(Data records)
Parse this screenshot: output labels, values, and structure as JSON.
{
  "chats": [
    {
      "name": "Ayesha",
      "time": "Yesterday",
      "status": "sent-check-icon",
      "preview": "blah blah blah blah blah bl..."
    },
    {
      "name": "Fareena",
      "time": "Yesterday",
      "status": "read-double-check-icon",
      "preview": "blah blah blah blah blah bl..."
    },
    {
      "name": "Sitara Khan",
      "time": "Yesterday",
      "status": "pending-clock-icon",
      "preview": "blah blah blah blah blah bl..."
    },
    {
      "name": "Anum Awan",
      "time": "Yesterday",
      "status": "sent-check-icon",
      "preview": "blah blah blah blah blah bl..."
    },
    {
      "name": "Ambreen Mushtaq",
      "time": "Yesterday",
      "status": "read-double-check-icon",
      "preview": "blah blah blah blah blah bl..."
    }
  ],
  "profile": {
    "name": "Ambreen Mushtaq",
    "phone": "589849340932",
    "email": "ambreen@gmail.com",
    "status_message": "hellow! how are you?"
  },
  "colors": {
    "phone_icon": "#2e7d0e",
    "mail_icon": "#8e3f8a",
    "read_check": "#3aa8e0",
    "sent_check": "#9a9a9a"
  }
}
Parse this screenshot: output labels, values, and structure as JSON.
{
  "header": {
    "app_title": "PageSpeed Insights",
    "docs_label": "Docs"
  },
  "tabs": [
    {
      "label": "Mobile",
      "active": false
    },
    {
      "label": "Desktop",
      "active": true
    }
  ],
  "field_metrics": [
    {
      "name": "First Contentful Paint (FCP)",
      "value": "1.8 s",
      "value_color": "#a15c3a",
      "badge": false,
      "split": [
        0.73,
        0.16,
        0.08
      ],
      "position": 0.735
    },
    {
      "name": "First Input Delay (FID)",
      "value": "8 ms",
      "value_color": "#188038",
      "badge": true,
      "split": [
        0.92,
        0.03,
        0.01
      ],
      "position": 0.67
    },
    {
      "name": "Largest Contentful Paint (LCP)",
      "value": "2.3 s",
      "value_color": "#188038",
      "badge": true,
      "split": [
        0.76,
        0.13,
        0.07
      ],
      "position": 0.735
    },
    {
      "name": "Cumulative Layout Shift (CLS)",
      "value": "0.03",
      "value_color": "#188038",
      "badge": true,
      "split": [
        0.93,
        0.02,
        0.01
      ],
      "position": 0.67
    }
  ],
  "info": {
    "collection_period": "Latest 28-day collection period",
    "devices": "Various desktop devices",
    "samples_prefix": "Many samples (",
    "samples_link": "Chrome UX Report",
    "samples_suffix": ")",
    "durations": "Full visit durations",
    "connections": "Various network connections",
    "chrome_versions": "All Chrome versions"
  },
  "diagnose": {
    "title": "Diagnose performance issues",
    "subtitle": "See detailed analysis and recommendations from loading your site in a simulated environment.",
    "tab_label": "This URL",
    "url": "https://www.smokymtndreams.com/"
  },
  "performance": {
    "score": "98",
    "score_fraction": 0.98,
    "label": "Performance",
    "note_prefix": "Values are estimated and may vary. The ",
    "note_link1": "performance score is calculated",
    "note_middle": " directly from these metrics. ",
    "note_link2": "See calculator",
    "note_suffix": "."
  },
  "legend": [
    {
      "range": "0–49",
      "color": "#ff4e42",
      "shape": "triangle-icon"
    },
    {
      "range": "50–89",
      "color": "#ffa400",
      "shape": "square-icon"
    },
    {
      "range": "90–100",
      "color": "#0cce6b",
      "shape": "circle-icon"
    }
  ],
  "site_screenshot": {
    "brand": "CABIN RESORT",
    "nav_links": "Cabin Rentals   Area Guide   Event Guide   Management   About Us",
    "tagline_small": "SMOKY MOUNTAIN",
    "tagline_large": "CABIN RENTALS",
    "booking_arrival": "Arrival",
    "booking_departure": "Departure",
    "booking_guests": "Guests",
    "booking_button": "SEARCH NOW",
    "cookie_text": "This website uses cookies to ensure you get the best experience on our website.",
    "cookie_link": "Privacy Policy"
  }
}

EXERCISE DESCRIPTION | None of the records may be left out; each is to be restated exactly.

TASK RESPONSE |
Parse this screenshot: output labels, values, and structure as JSON.
{
  "chats": [
    {
      "name": "Ayesha",
      "time": "Yesterday",
      "status": "sent-check-icon",
      "preview": "blah blah blah blah blah bl..."
    },
    {
      "name": "Fareena",
      "time": "Yesterday",
      "status": "read-double-check-icon",
      "preview": "blah blah blah blah blah bl..."
    },
    {
      "name": "Sitara Khan",
      "time": "Yesterday",
      "status": "pending-clock-icon",
      "preview": "blah blah blah blah blah bl..."
    },
    {
      "name": "Anum Awan",
      "time": "Yesterday",
      "status": "sent-check-icon",
      "preview": "blah blah blah blah blah bl..."
    },
    {
      "name": "Ambreen Mushtaq",
      "time": "Yesterday",
      "status": "read-double-check-icon",
      "preview": "blah blah blah blah blah bl..."
    }
  ],
  "profile": {
    "name": "Ambreen Mushtaq",
    "phone": "589849340932",
    "email": "ambreen@gmail.com",
    "status_message": "hellow! how are you?"
  },
  "colors": {
    "phone_icon": "#2e7d0e",
    "mail_icon": "#8e3f8a",
    "read_check": "#3aa8e0",
    "sent_check": "#9a9a9a"
  }
}
Parse this screenshot: output labels, values, and structure as JSON.
{
  "header": {
    "app_title": "PageSpeed Insights",
    "docs_label": "Docs"
  },
  "tabs": [
    {
      "label": "Mobile",
      "active": false
    },
    {
      "label": "Desktop",
      "active": true
    }
  ],
  "field_metrics": [
    {
      "name": "First Contentful Paint (FCP)",
      "value": "1.8 s",
      "value_color": "#a15c3a",
      "badge": false,
      "split": [
        0.73,
        0.16,
        0.08
      ],
      "position": 0.735
    },
    {
      "name": "First Input Delay (FID)",
      "value": "8 ms",
      "value_color": "#188038",
      "badge": true,
      "split": [
        0.92,
        0.03,
        0.01
      ],
      "position": 0.67
    },
    {
      "name": "Largest Contentful Paint (LCP)",
      "value": "2.3 s",
      "value_color": "#188038",
      "badge": true,
      "split": [
        0.76,
        0.13,
        0.07
      ],
      "position": 0.735
    },
    {
      "name": "Cumulative Layout Shift (CLS)",
      "value": "0.03",
      "value_color": "#188038",
      "badge": true,
      "split": [
        0.93,
        0.02,
        0.01
      ],
      "position": 0.67
    }
  ],
  "info": {
    "collection_period": "Latest 28-day collection period",
    "devices": "Various desktop devices",
    "samples_prefix": "Many samples (",
    "samples_link": "Chrome UX Report",
    "samples_suffix": ")",
    "durations": "Full visit durations",
    "connections": "Various network connections",
    "chrome_versions": "All Chrome versions"
  },
  "diagnose": {
    "title": "Diagnose performance issues",
    "subtitle": "See detailed analysis and recommendations from loading your site in a simulated environment.",
    "tab_label": "This URL",
    "url": "https://www.smokymtndreams.com/"
  },
  "performance": {
    "score": "98",
    "score_fraction": 0.98,
    "label": "Performance",
    "note_prefix": "Values are estimated and may vary. The ",
    "note_link1": "performance score is calculated",
    "note_middle": " directly from these metrics. ",
    "note_link2": "See calculator",
    "note_suffix": "."
  },
  "legend": [
    {
      "range": "0–49",
      "color": "#ff4e42",
      "shape": "triangle-icon"
    },
    {
      "range": "50–89",
      "color": "#ffa400",
      "shape": "square-icon"
    },
    {
      "range": "90–100",
      "color": "#0cce6b",
      "shape": "circle-icon"
    }
  ],
  "site_screenshot": {
    "brand": "CABIN RESORT",
    "nav_links": "Cabin Rentals   Area Guide   Event Guide   Management   About Us",
    "tagline_small": "SMOKY MOUNTAIN",
    "tagline_large": "CABIN RENTALS",
    "booking_arrival": "Arrival",
    "booking_departure": "Departure",
    "booking_guests": "Guests",
    "booking_button": "SEARCH NOW",
    "cookie_text": "This website uses cookies to ensure you get the best experience on our website.",
    "cookie_link": "Privacy Policy"
  }
}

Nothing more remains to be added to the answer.